> _EXERCISE DESCRIPTION_: Give back every entry in full, exactly as it reads.

======== INFORMATION SUPPLIED ========

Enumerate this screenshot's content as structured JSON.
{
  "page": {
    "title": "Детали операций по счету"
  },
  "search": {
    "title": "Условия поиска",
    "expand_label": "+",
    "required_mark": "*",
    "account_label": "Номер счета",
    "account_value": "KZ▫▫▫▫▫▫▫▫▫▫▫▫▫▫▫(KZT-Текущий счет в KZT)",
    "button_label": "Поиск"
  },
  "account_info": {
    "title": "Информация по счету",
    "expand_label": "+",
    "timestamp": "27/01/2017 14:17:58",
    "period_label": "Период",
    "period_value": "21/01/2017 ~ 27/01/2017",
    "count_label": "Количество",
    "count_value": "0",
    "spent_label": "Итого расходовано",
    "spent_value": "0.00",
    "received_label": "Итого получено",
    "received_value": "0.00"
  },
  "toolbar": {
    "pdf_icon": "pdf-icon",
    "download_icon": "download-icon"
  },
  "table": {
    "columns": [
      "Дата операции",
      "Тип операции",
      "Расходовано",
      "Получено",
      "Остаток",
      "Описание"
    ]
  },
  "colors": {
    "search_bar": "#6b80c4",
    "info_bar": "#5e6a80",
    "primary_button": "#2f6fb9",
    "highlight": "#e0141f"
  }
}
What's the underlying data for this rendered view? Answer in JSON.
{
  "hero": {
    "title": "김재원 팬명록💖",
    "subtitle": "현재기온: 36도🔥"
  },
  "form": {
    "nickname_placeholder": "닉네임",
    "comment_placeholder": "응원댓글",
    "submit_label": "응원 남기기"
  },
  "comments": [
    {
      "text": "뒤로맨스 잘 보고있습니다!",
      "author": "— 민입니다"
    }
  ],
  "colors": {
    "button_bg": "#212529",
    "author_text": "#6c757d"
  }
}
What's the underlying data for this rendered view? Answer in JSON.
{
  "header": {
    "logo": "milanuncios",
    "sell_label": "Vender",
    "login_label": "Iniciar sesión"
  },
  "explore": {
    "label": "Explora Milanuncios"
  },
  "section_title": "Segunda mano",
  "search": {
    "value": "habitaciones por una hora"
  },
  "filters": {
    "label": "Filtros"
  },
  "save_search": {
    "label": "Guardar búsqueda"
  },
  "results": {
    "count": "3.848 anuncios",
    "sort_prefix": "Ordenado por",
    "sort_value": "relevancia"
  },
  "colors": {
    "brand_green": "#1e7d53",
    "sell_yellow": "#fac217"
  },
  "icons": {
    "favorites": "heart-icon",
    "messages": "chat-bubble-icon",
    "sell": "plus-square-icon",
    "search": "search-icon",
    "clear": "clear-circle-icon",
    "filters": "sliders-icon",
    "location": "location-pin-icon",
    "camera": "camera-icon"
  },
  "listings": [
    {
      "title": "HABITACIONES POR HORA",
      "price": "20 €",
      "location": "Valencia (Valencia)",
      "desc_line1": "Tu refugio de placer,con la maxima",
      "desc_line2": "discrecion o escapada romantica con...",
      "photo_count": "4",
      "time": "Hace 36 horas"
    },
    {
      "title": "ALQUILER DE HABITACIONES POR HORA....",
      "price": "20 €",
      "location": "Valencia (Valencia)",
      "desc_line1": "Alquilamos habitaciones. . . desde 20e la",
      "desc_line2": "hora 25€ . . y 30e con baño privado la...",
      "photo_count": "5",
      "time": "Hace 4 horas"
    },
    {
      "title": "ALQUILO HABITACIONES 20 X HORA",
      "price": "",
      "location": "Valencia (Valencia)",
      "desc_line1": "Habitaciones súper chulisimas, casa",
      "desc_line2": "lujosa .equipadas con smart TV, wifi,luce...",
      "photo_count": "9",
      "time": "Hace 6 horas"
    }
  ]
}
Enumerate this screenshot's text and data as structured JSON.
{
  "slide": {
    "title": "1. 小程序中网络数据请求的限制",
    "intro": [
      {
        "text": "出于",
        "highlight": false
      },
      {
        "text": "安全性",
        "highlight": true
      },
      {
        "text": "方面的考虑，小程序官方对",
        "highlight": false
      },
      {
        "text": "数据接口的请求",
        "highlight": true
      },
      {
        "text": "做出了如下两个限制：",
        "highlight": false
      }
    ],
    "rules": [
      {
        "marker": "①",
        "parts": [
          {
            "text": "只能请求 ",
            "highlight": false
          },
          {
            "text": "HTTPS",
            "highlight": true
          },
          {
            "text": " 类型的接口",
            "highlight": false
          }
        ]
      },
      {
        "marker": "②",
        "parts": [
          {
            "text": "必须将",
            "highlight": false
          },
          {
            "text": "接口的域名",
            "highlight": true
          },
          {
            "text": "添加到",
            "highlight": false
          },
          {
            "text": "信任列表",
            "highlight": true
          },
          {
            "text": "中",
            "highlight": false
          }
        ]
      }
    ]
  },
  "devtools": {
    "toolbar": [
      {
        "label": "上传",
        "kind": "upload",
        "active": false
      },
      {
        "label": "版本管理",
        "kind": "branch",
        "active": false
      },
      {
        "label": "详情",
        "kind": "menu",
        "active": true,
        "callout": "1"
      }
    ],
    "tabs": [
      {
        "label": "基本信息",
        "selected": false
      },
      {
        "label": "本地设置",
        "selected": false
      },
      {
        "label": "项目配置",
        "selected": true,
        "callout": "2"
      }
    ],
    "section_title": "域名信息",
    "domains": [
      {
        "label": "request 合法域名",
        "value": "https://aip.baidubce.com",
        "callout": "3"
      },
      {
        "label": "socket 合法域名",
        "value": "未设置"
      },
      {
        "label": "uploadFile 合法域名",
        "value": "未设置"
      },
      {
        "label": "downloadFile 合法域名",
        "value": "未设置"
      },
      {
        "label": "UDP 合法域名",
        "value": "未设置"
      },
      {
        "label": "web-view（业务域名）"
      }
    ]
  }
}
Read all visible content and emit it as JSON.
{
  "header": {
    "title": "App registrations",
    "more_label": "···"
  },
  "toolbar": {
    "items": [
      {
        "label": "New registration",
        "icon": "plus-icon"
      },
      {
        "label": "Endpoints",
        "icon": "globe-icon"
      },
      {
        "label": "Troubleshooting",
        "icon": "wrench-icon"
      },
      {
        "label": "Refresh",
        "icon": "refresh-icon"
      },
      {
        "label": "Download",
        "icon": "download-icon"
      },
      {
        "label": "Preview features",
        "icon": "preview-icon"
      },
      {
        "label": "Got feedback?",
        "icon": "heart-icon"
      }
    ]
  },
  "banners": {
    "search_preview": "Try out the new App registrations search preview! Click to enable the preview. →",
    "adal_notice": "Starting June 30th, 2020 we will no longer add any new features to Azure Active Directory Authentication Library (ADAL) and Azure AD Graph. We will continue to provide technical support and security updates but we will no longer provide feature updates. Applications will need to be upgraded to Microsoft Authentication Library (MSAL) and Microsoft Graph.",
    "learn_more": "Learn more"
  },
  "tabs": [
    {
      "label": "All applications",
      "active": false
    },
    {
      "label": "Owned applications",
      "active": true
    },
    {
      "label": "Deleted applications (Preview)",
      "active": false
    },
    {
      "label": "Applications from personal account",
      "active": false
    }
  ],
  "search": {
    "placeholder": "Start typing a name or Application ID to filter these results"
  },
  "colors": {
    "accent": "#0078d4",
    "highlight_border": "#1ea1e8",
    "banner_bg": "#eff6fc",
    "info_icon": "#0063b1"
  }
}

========

> _RESULT OF THE TASK_:
Enumerate this screenshot's content as structured JSON.
{
  "page": {
    "title": "Детали операций по счету"
  },
  "search": {
    "title": "Условия поиска",
    "expand_label": "+",
    "required_mark": "*",
    "account_label": "Номер счета",
    "account_value": "KZ▫▫▫▫▫▫▫▫▫▫▫▫▫▫▫(KZT-Текущий счет в KZT)",
    "button_label": "Поиск"
  },
  "account_info": {
    "title": "Информация по счету",
    "expand_label": "+",
    "timestamp": "27/01/2017 14:17:58",
    "period_label": "Период",
    "period_value": "21/01/2017 ~ 27/01/2017",
    "count_label": "Количество",
    "count_value": "0",
    "spent_label": "Итого расходовано",
    "spent_value": "0.00",
    "received_label": "Итого получено",
    "received_value": "0.00"
  },
  "toolbar": {
    "pdf_icon": "pdf-icon",
    "download_icon": "download-icon"
  },
  "table": {
    "columns": [
      "Дата операции",
      "Тип операции",
      "Расходовано",
      "Получено",
      "Остаток",
      "Описание"
    ]
  },
  "colors": {
    "search_bar": "#6b80c4",
    "info_bar": "#5e6a80",
    "primary_button": "#2f6fb9",
    "highlight": "#e0141f"
  }
}
What's the underlying data for this rendered view? Answer in JSON.
{
  "hero": {
    "title": "김재원 팬명록💖",
    "subtitle": "현재기온: 36도🔥"
  },
  "form": {
    "nickname_placeholder": "닉네임",
    "comment_placeholder": "응원댓글",
    "submit_label": "응원 남기기"
  },
  "comments": [
    {
      "text": "뒤로맨스 잘 보고있습니다!",
      "author": "— 민입니다"
    }
  ],
  "colors": {
    "button_bg": "#212529",
    "author_text": "#6c757d"
  }
}
What's the underlying data for this rendered view? Answer in JSON.
{
  "header": {
    "logo": "milanuncios",
    "sell_label": "Vender",
    "login_label": "Iniciar sesión"
  },
  "explore": {
    "label": "Explora Milanuncios"
  },
  "section_title": "Segunda mano",
  "search": {
    "value": "habitaciones por una hora"
  },
  "filters": {
    "label": "Filtros"
  },
  "save_search": {
    "label": "Guardar búsqueda"
  },
  "results": {
    "count": "3.848 anuncios",
    "sort_prefix": "Ordenado por",
    "sort_value": "relevancia"
  },
  "colors": {
    "brand_green": "#1e7d53",
    "sell_yellow": "#fac217"
  },
  "icons": {
    "favorites": "heart-icon",
    "messages": "chat-bubble-icon",
    "sell": "plus-square-icon",
    "search": "search-icon",
    "clear": "clear-circle-icon",
    "filters": "sliders-icon",
    "location": "location-pin-icon",
    "camera": "camera-icon"
  },
  "listings": [
    {
      "title": "HABITACIONES POR HORA",
      "price": "20 €",
      "location": "Valencia (Valencia)",
      "desc_line1": "Tu refugio de placer,con la maxima",
      "desc_line2": "discrecion o escapada romantica con...",
      "photo_count": "4",
      "time": "Hace 36 horas"
    },
    {
      "title": "ALQUILER DE HABITACIONES POR HORA....",
      "price": "20 €",
      "location": "Valencia (Valencia)",
      "desc_line1": "Alquilamos habitaciones. . . desde 20e la",
      "desc_line2": "hora 25€ . . y 30e con baño privado la...",
      "photo_count": "5",
      "time": "Hace 4 horas"
    },
    {
      "title": "ALQUILO HABITACIONES 20 X HORA",
      "price": "",
      "location": "Valencia (Valencia)",
      "desc_line1": "Habitaciones súper chulisimas, casa",
      "desc_line2": "lujosa .equipadas con smart TV, wifi,luce...",
      "photo_count": "9",
      "time": "Hace 6 horas"
    }
  ]
}
Enumerate this screenshot's text and data as structured JSON.
{
  "slide": {
    "title": "1. 小程序中网络数据请求的限制",
    "intro": [
      {
        "text": "出于",
        "highlight": false
      },
      {
        "text": "安全性",
        "highlight": true
      },
      {
        "text": "方面的考虑，小程序官方对",
        "highlight": false
      },
      {
        "text": "数据接口的请求",
        "highlight": true
      },
      {
        "text": "做出了如下两个限制：",
        "highlight": false
      }
    ],
    "rules": [
      {
        "marker": "①",
        "parts": [
          {
            "text": "只能请求 ",
            "highlight": false
          },
          {
            "text": "HTTPS",
            "highlight": true
          },
          {
            "text": " 类型的接口",
            "highlight": false
          }
        ]
      },
      {
        "marker": "②",
        "parts": [
          {
            "text": "必须将",
            "highlight": false
          },
          {
            "text": "接口的域名",
            "highlight": true
          },
          {
            "text": "添加到",
            "highlight": false
          },
          {
            "text": "信任列表",
            "highlight": true
          },
          {
            "text": "中",
            "highlight": false
          }
        ]
      }
    ]
  },
  "devtools": {
    "toolbar": [
      {
        "label": "上传",
        "kind": "upload",
        "active": false
      },
      {
        "label": "版本管理",
        "kind": "branch",
        "active": false
      },
      {
        "label": "详情",
        "kind": "menu",
        "active": true,
        "callout": "1"
      }
    ],
    "tabs": [
      {
        "label": "基本信息",
        "selected": false
      },
      {
        "label": "本地设置",
        "selected": false
      },
      {
        "label": "项目配置",
        "selected": true,
        "callout": "2"
      }
    ],
    "section_title": "域名信息",
    "domains": [
      {
        "label": "request 合法域名",
        "value": "https://aip.baidubce.com",
        "callout": "3"
      },
      {
        "label": "socket 合法域名",
        "value": "未设置"
      },
      {
        "label": "uploadFile 合法域名",
        "value": "未设置"
      },
      {
        "label": "downloadFile 合法域名",
        "value": "未设置"
      },
      {
        "label": "UDP 合法域名",
        "value": "未设置"
      },
      {
        "label": "web-view（业务域名）"
      }
    ]
  }
}
Read all visible content and emit it as JSON.
{
  "header": {
    "title": "App registrations",
    "more_label": "···"
  },
  "toolbar": {
    "items": [
      {
        "label": "New registration",
        "icon": "plus-icon"
      },
      {
        "label": "Endpoints",
        "icon": "globe-icon"
      },
      {
        "label": "Troubleshooting",
        "icon": "wrench-icon"
      },
      {
        "label": "Refresh",
        "icon": "refresh-icon"
      },
      {
        "label": "Download",
        "icon": "download-icon"
      },
      {
        "label": "Preview features",
        "icon": "preview-icon"
      },
      {
        "label": "Got feedback?",
        "icon": "heart-icon"
      }
    ]
  },
  "banners": {
    "search_preview": "Try out the new App registrations search preview! Click to enable the preview. →",
    "adal_notice": "Starting June 30th, 2020 we will no longer add any new features to Azure Active Directory Authentication Library (ADAL) and Azure AD Graph. We will continue to provide technical support and security updates but we will no longer provide feature updates. Applications will need to be upgraded to Microsoft Authentication Library (MSAL) and Microsoft Graph.",
    "learn_more": "Learn more"
  },
  "tabs": [
    {
      "label": "All applications",
      "active": false
    },
    {
      "label": "Owned applications",
      "active": true
    },
    {
      "label": "Deleted applications (Preview)",
      "active": false
    },
    {
      "label": "Applications from personal account",
      "active": false
    }
  ],
  "search": {
    "placeholder": "Start typing a name or Application ID to filter these results"
  },
  "colors": {
    "accent": "#0078d4",
    "highlight_border": "#1ea1e8",
    "banner_bg": "#eff6fc",
    "info_icon": "#0063b1"
  }
}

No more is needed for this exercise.